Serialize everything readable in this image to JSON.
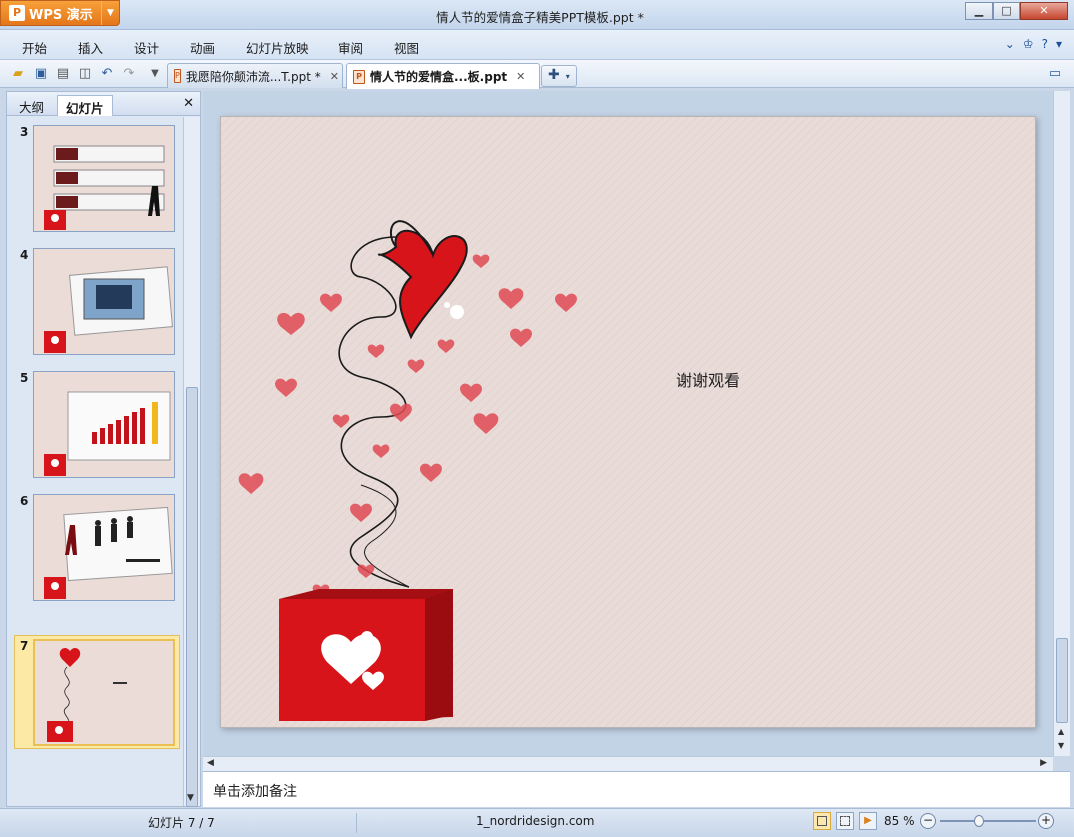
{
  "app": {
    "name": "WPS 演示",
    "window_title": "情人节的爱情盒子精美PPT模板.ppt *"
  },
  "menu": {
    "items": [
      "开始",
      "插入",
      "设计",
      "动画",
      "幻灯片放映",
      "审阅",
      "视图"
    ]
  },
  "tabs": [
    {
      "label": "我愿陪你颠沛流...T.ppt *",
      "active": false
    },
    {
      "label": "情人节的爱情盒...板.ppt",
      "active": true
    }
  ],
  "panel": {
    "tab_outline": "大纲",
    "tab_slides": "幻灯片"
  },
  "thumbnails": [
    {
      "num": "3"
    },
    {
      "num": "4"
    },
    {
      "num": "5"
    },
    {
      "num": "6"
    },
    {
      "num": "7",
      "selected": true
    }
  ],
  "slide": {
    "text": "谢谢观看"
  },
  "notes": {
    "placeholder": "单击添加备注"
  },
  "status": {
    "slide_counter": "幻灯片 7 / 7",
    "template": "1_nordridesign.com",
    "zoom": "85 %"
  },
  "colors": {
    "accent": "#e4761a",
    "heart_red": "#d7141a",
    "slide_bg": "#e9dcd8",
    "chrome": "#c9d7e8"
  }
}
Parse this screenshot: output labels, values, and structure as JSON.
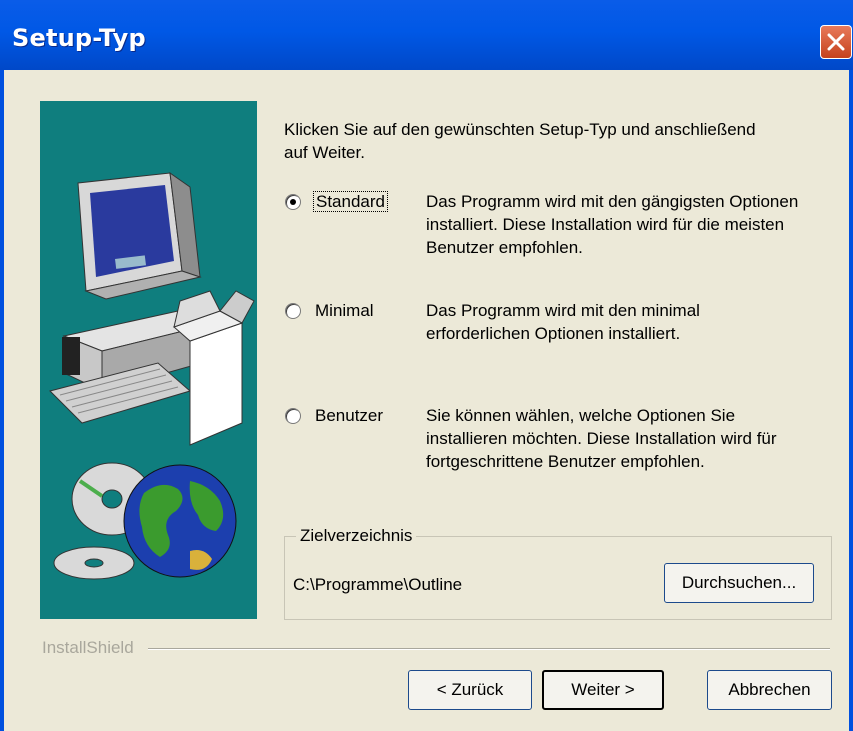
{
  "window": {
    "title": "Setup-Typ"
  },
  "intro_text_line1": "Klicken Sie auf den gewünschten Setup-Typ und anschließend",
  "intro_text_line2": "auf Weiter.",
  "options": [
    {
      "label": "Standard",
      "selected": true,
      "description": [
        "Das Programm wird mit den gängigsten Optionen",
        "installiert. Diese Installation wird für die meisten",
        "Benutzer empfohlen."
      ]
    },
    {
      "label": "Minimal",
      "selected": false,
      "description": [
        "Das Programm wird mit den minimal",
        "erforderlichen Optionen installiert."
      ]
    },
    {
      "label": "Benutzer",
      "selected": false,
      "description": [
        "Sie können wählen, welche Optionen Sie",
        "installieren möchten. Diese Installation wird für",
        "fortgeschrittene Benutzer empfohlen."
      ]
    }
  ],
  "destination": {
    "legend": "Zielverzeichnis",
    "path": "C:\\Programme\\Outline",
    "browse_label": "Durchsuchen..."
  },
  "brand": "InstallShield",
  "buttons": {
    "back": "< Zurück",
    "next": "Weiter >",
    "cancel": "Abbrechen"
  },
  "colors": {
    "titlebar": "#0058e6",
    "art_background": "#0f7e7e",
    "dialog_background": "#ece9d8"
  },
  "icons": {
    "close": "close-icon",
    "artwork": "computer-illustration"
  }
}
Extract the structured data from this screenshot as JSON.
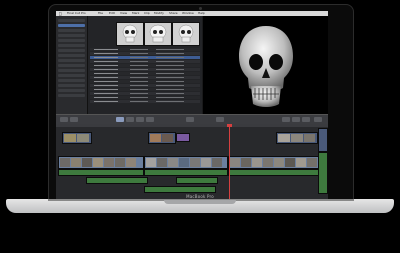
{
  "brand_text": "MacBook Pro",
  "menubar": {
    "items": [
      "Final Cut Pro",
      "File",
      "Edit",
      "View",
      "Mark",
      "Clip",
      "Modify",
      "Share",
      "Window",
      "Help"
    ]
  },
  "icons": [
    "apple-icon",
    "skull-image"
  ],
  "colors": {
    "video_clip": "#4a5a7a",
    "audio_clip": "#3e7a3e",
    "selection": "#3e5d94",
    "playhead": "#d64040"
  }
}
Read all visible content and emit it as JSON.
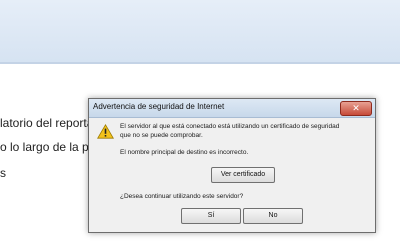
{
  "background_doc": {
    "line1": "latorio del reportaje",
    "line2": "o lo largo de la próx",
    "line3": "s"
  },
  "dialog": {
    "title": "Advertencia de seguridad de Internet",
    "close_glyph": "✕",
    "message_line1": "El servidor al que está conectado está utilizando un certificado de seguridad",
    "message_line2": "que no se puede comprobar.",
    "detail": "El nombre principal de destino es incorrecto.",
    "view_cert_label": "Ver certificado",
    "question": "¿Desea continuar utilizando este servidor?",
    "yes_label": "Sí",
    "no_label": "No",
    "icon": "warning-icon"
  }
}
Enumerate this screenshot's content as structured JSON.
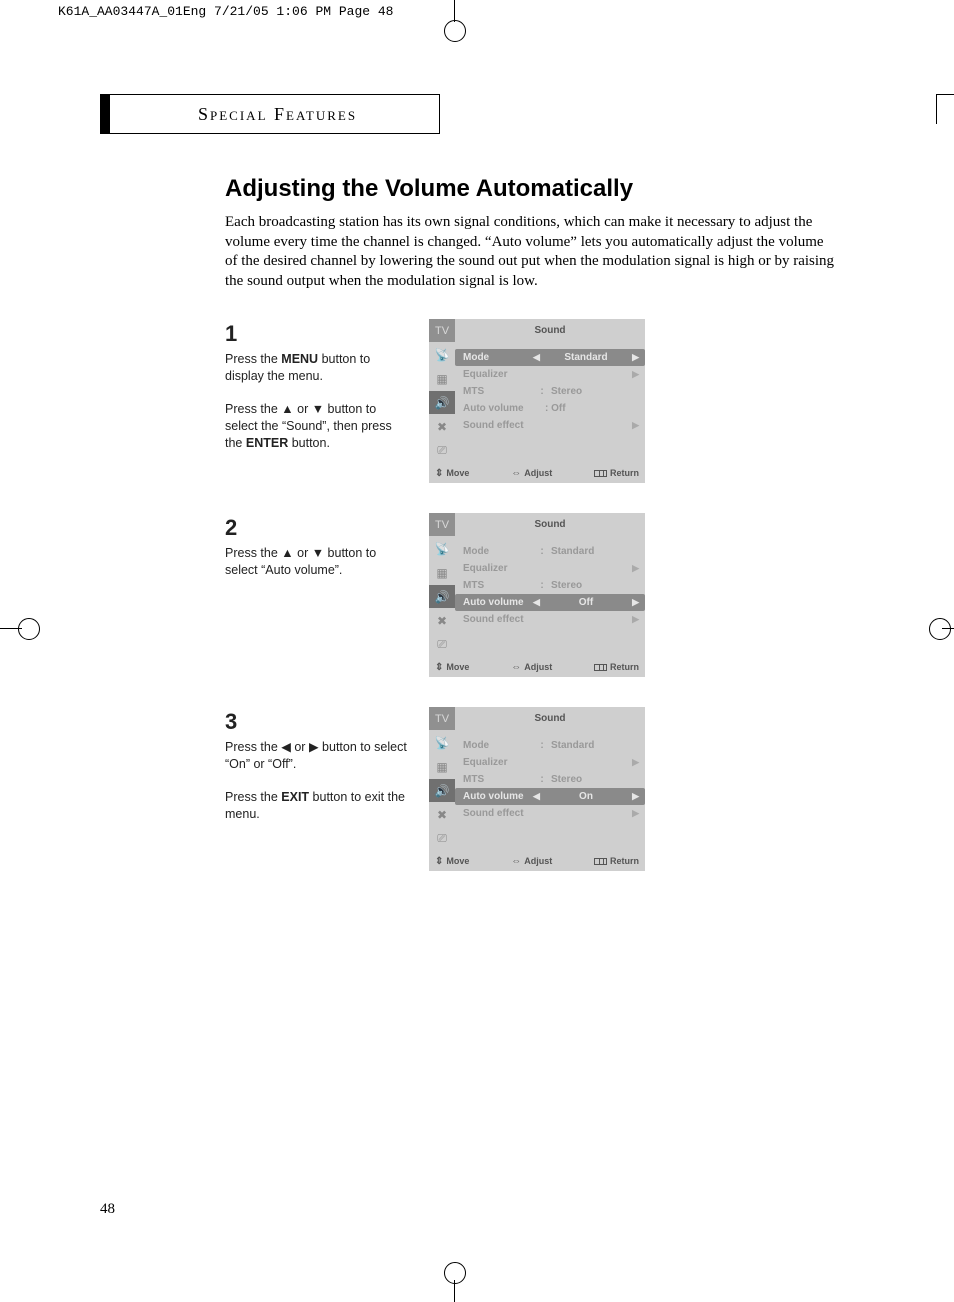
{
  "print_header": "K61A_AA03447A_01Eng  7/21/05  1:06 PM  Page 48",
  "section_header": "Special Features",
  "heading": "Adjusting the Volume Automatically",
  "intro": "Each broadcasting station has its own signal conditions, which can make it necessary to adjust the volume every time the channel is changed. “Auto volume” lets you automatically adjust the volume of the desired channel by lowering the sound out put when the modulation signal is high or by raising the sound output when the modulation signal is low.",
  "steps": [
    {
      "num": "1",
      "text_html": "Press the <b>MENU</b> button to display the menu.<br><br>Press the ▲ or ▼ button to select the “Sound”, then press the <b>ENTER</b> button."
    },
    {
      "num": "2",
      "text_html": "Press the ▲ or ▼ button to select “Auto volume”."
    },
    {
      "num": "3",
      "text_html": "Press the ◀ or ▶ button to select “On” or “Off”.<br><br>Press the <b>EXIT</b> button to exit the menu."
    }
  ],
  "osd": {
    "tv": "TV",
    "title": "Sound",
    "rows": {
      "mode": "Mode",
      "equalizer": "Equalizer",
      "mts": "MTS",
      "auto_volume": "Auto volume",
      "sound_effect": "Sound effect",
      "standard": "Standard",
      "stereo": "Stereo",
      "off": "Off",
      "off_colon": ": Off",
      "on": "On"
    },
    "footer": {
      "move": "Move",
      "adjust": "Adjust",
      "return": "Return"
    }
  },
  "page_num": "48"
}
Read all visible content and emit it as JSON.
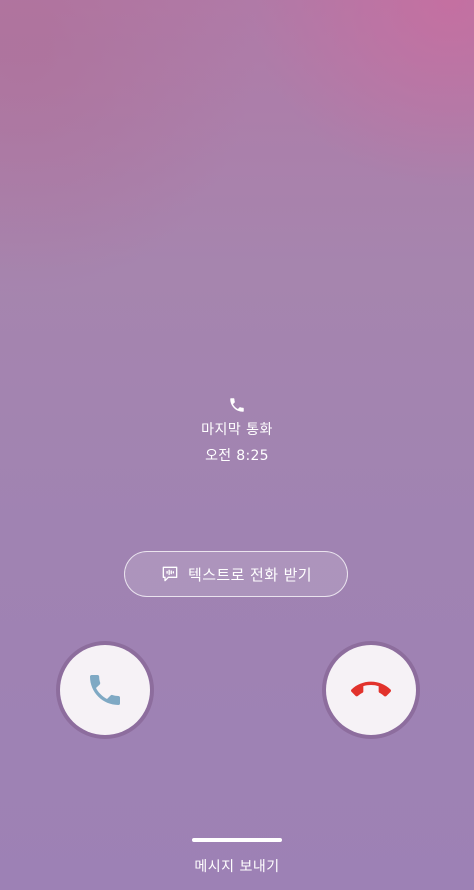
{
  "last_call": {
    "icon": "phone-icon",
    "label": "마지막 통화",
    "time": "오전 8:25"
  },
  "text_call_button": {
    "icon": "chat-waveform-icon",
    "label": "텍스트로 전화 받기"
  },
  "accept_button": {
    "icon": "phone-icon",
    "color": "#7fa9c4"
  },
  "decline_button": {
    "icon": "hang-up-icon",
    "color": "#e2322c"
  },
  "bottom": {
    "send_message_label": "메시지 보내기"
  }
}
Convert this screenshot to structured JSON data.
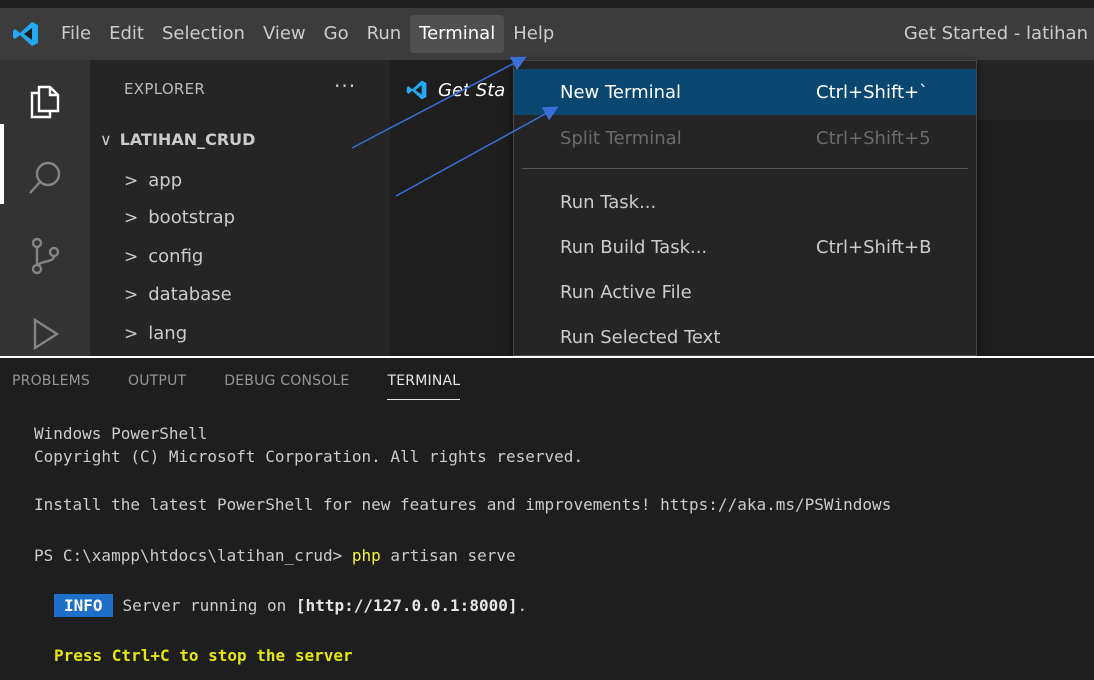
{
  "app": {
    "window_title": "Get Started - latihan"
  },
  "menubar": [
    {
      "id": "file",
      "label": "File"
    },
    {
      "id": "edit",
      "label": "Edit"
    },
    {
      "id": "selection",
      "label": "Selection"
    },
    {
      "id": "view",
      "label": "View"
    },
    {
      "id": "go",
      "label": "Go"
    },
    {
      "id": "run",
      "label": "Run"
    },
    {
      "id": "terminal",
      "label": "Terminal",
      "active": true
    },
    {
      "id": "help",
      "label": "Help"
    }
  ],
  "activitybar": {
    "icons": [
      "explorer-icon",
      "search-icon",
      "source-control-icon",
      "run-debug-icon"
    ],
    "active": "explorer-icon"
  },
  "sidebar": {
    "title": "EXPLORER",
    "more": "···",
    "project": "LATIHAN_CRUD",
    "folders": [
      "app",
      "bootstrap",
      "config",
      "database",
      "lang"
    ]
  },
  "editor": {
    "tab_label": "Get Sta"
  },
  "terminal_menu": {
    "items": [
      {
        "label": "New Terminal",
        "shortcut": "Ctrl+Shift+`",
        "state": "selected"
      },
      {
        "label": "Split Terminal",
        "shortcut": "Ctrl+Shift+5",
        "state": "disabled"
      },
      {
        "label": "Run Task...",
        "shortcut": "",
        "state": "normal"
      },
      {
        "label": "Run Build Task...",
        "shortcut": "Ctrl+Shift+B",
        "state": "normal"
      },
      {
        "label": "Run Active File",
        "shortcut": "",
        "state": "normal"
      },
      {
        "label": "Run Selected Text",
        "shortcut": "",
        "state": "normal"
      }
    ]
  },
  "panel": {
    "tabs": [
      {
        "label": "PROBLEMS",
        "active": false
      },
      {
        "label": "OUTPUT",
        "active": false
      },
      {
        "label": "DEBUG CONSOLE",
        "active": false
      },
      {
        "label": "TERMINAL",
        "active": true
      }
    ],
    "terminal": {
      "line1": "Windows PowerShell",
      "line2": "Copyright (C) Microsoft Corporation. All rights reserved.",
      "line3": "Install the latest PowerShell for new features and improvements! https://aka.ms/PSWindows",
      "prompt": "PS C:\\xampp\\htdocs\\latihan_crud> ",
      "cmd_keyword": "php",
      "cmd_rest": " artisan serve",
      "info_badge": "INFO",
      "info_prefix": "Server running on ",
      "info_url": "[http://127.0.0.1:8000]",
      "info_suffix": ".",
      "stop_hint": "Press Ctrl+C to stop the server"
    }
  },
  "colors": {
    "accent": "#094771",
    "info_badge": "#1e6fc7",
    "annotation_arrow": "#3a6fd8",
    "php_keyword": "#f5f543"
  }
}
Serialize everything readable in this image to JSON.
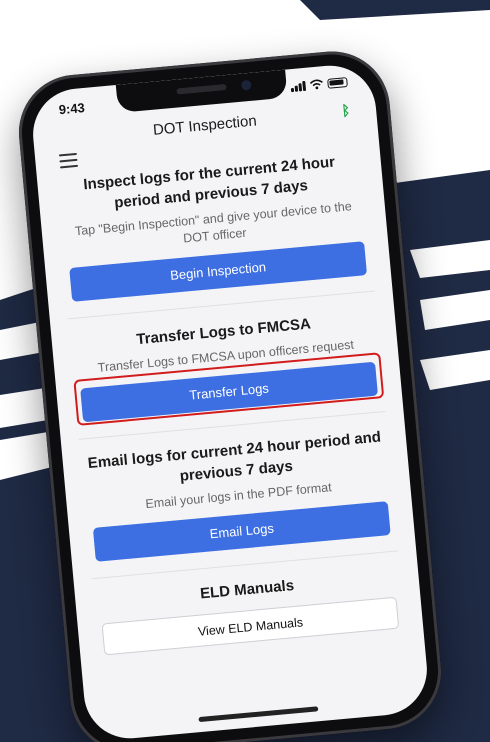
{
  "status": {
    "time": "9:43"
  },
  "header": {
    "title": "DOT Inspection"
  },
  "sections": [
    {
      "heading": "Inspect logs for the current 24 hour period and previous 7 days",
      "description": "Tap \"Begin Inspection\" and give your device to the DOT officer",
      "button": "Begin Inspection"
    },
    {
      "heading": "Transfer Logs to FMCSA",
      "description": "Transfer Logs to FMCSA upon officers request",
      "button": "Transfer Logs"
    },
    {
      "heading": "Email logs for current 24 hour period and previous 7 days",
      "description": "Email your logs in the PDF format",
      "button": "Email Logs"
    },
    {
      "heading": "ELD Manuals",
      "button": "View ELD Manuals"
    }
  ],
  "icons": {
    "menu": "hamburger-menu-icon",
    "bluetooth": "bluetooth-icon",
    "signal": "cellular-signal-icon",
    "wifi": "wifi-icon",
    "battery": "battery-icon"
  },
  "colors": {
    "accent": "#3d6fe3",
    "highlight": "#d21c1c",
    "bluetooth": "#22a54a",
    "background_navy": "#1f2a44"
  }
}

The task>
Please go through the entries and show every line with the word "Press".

Solved exercise>
      "text_html": "Press the <b>MENU</b> button to display the menu.<br><br>Press the ▲ or ▼ button to select the “Sound”, then press the <b>ENTER</b> button."
      "text_html": "Press the ▲ or ▼ button to select “Auto volume”."
      "text_html": "Press the ◀ or ▶ button to select “On” or “Off”.<br><br>Press the <b>EXIT</b> button to exit the menu."
      "stop_hint": "Press Ctrl+C to stop the server"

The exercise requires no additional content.